= Beginning of Section =

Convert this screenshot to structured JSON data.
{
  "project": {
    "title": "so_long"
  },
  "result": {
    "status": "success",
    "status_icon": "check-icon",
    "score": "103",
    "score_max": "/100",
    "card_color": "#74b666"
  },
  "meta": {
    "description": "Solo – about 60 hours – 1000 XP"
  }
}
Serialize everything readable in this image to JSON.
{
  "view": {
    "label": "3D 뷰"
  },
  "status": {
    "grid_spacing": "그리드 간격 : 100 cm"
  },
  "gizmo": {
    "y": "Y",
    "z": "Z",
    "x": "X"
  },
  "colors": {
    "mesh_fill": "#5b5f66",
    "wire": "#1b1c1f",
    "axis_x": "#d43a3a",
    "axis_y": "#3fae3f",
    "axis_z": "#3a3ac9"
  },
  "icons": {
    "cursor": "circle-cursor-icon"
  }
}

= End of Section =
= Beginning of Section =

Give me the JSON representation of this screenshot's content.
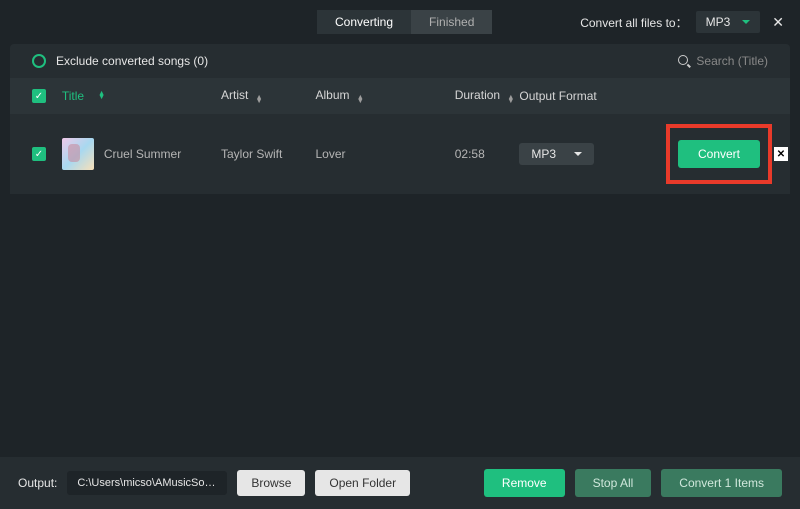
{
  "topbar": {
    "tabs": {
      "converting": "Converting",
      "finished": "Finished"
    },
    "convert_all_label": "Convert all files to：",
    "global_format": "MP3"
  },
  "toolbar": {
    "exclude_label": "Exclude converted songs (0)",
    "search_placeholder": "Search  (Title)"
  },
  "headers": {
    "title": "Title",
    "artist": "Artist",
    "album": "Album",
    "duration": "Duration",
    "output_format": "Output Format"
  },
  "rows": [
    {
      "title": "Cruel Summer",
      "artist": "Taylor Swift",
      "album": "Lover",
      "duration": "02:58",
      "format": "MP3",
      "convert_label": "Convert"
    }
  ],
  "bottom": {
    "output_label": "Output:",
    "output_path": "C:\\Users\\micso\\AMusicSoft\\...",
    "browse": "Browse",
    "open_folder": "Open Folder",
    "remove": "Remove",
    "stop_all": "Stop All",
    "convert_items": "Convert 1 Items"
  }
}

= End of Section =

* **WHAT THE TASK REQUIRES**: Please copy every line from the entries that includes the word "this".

* **TASK OUTPUT**:
Convert this screenshot to structured JSON data.
Serialize everything readable in this image to JSON.
Give me the JSON representation of this screenshot's content.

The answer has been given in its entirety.